One is the tomb of Iwata Hikosuke. To understand his story we have to look back to 1703 and 1707, when two large earthquakes occurred in Edo, killing several thousand people. In 1704, a feudal lord called Akimoto Takatomo had been assigned to rule Kawagoe; however, due to the emergency state in Edo and to the fact that he was also the chief assistant to the Shogun, he had to stay in the capital and delegate the effective power over Kawagoe to samurai Iwata Hikosuke. Famous for his intelligence, he had to deal with a Kawagoe region that had been impoverished by poor harvests and flooding. He managed to restore the domain's finances by planting sweet potatoes on reclaimed land and by inviting various artisans or farmers to Kawagoe who were experts in their respective fields, such as silk weaving, and could bring their know-how to Kawagoe. The Kawagoe Imo (sweet potato) and the "Kawagoe Hira" style of silk weaving are still very famous to this day, and Iwata is now buried in the Yojuin Buddhist Temple in Kawagoe.

Kawagoe also hosts the tomb of samurai Okado "Dempachiro" Shigetomo, who lived between the 17th and 18th centuries. Okado was superintendent of the Edo Castle and, as such, he got involved in the 47 ronin incident (above). He tried to intercede in favor of Asano; however, he wasn't successful.

The Kawagoe Library also holds a manuscript called Sentoroku, written by samurai Uchiike Mushaemon, which describes the samurai's experience in defending the Japanese coastline from two foreign ships which arrived in Japan in 1846, seeking to open up trade with the country. This document is quite unique, as it is one of the few describing the interactions between foreigners and Japanese at that time.

To move around Kawagoe, you can use the retro-style Koedo Loop Bus. One-day passes are priced at ¥500 for adults and include discount coupons for several shops in the area. For more information, visit the area's website.

7. Samurai Tombs in Kamakura

7. Samurai Tombs in Kamakura

While everyone has heard about Kamakura's Buddha statue, not everyone knows about the tombs hidden in the hills called Mandarado Yagura. The path to reach the hills starts in Kotsubo, between Kamakura and Zushi, near the Nagoekiri-Doshi Pass. The Kamakura area is famous for its mountain passes (called kiridoshi), which were used in the past to control the flow of people and secure the area from intruders and enemies.

Yagura caves are burial caves found all over Japan where the remains of samurai, Buddhist monks and sometimes merchants are entombed. The Kamakura site is one of the largest in Japan, including more than 160 caves dating back to the 15th century. The site was re-opened to the public in 2014 and can be visited with the help of local volunteer guides on specific dates (usually Saturdays, Sundays and Mondays in spring and fall).

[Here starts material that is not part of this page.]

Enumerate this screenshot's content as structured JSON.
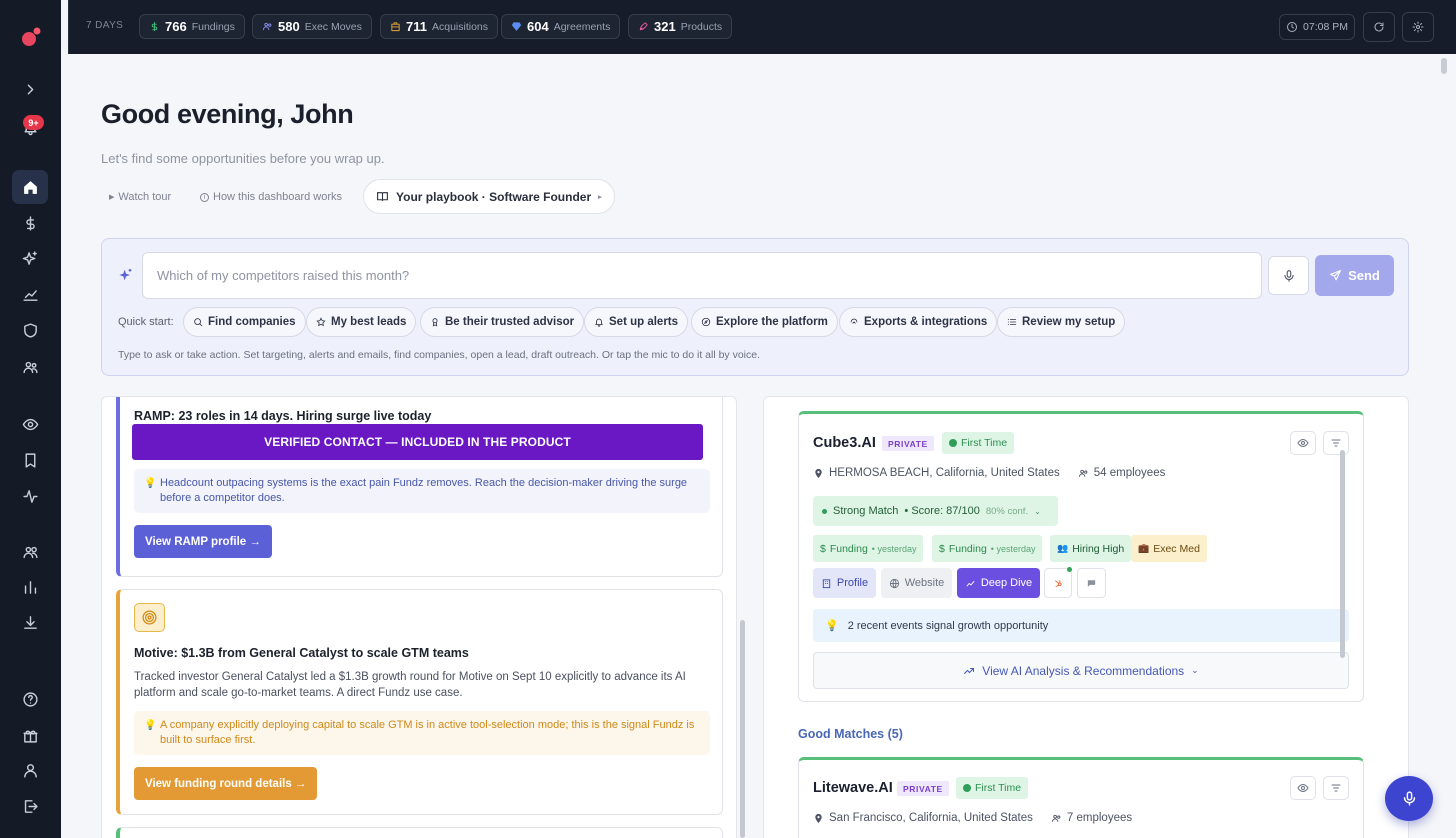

Kamakura can be easily reached from Tokyo on a one-hour train ride. Kotsubo can be reached by bus from Kamakura or Zushi in around 15 minutes, or by cab around the same amount of time. You can also walk there from Kamakura. From the Midorigaoka Iriguchi bus stop, you should be able to see a tunnel and a nearby set of stairs that'll lead you to one of the main mountain trails from which you can reach the Mandarado Yagura. While the passes require sturdy shoes, as they can become slippery, they can be tackled by the average person without much difficulty.

Bonus: Samurai Training Experience in Asakusa

Bonus: Samurai Training Experience in Asakusa

While the following is not a samurai spot per se, it's still a samurai-related experience that has the power to instantly carry your heart back to the past! If you've ever wanted to become a samurai yourself, Tokyo Samurai offers a one-day samurai training experience for ¥8,000 (US$71) and ¥7,000 (US$62) for children. At the Asakusa location, you'll learn how to fight using a katana throughout the day while wearing a samurai outfit! Learn more about the experience here.